The Washington Football Team is still in the "acclimation period" of training camp, but coaches and players are already raving about second-year cornerback Jimmy Moreland. Words like "special" and "playmaker" are thrown around a lot when talking about the James Madison University product, and many have lauded his athleticism.
All of that should sound familiar to Washington fans, because that's exactly the kind of hype Moreland created during training camp last year.
Moreland, then a seventh-round rookie, raised plenty of eyebrows when he was snagging interceptions from Dwayne Haskins Jr. in Richmond, Virginia. He carried some of that success into the regular season, and now the expectation is for him to take the next step.
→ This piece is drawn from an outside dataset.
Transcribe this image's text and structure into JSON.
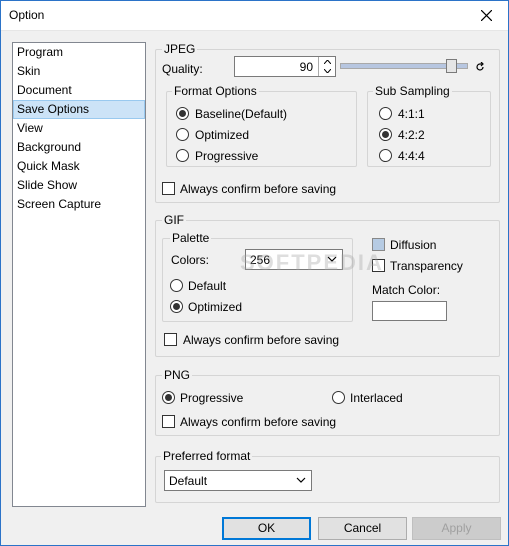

"He's got that dog mentality," fellow cornerback Kendall Fuller told reporters Aug. 5. "I haven't been able to be around him on a daily basis yet, but just watching him on the field, the way he likes to compete, [he] doesn't shy down from anybody."
Moreland starred at James Madison with 18 career interceptions, six of which he returned for touchdowns. He was taken 227th overall -- Washington's second-to-last draft pick -- but he was so impressive during training camp that the local media and fans started referring to him as "the people's corner."
"I'm trying to get that turnover ratio up and get my defense off the field and give my offense momentum back," Moreland said last year.
Moreland was rewarded for his efforts by being elevated to a starting role in two of the first three games of the season, and he recorded 16 tackles and a pass breakup during that stretch. But as the season progressed, he experienced some struggles.
"The biggest adjustment was just the speed of the game," Moreland told Senior Vice President of Media and Content Julie Donaldson. "When I got in the preseason, I had these outstanding training camp numbers. But once the regular season came, I got beat."
After a long lull between starts, injuries thrust Moreland back into the starting lineup towards the end of the season. He ended up starting three of the last four games, securing 18 of his 41 tackles during that stretch.
Despite Moreland's occasional missteps, safety Landon Collins was impressed with what he accomplished. He saw Moreland's confidence and aggressiveness increase throughout the season, and he expects that to continue in 2020.
"Once he got it down and could see it before it happened, he could jump for a pick six," Collins said in May. "He could jump before the play. He just didn't trust himself within his ability to do those things."
New additions to the team, such as Fuller and defensive backs coach Chris Harris, have had limited experience with Moreland, but they already see his potential. Moreland was primarily a nickel corner last year, but Harris believes he has the skills to play anywhere on the field. He also likes Moreland's toughness and physicality.
"I somewhat have an old-school mentality that your corners have to be able to tackle and your team and your defense is only as tough as your corners tackling," Harris said Aug. 1. "That is kind of my philosophy and I preach it, and that stuck out on tape when I watched Jimmy."
Collins understands how Moreland felt last year. He was afraid to take chances during games because he was afraid a veteran would yell at him. That's how it is for rookies, Collins said. But with a year's worth of experience, Collins is confident those days are gone for Moreland.
"That is just a rookie not being sure or seeing what they want to do and just going for it. I think he has the confidence now and the trust that he knows we trust him in his ability to do something, have his back and cover him."
Moreland was a constant hindrance for Haskins last year; he had a knack for jumping Haskins' passes at just the right time. Haskins has already told him that won't happen this year, but Moreland just laughed at that. He loves the competition.
"That's just the competitiveness between him and me," Moreland said. "We're just getting each other better. It's just good to be around it again."